The primary purpose of the french drain is to make sure that any groundwater or surface water doesn't come into contact with the foundation of a building, thus weakening it. The act as sort of a retention pond but there is no open, standing water. They remove a lot of unwanted moisture from the soil and can also distribute water like in a septic drain field. They're installed with a slight slant that keeps the water from ever getting to where you don't want it to be.
The lifeline of a french drain is quite a few years. They do tend to become clogged though, and debris from nearby trees or shrubbery can add to this issue. It's a great idea to practice lawn maintenance and make sure that type of thing doesn't happen too often. The cost for installation of a french drain is between $750-$1250, that's generally a 30'-50' long drain pipe that's being put in the ground.
If you're not sure if you need a french drain, consider the following:
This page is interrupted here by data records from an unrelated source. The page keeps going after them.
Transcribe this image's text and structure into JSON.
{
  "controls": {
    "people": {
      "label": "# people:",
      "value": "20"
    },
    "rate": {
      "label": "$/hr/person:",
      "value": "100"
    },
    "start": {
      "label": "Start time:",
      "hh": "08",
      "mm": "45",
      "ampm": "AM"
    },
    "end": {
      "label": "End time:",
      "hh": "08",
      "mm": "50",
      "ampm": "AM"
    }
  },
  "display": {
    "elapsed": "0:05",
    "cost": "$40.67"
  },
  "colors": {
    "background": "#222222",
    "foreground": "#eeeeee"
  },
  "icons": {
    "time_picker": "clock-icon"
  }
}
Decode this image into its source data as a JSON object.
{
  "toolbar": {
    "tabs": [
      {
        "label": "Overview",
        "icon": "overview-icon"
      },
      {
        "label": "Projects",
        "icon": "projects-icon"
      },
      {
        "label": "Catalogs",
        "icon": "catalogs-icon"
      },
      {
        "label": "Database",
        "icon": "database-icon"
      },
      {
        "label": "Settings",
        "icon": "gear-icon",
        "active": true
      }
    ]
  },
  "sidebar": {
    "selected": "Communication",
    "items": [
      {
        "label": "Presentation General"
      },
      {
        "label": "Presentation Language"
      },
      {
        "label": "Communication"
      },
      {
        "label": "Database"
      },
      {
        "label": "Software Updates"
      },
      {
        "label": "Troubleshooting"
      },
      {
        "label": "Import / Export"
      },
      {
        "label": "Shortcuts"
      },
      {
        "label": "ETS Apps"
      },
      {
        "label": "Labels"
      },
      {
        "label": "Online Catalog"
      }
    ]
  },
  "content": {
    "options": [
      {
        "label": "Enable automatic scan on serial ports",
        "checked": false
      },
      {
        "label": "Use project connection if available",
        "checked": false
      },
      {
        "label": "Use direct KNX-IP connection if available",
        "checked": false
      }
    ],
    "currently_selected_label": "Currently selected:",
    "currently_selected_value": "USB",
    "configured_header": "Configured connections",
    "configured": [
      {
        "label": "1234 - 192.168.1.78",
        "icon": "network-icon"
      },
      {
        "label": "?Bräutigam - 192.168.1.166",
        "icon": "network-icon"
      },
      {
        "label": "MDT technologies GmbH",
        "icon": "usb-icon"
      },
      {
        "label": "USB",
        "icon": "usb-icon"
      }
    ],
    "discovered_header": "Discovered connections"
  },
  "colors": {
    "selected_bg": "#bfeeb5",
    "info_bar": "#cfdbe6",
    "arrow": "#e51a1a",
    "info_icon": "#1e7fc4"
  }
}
Do you have a lot of standing water after it rains? Is your lawn always feeling soggy or your driveway still wet? Is your home partial to flooding? If you answer yes to any of these, then a french drain might be the answer to your problem!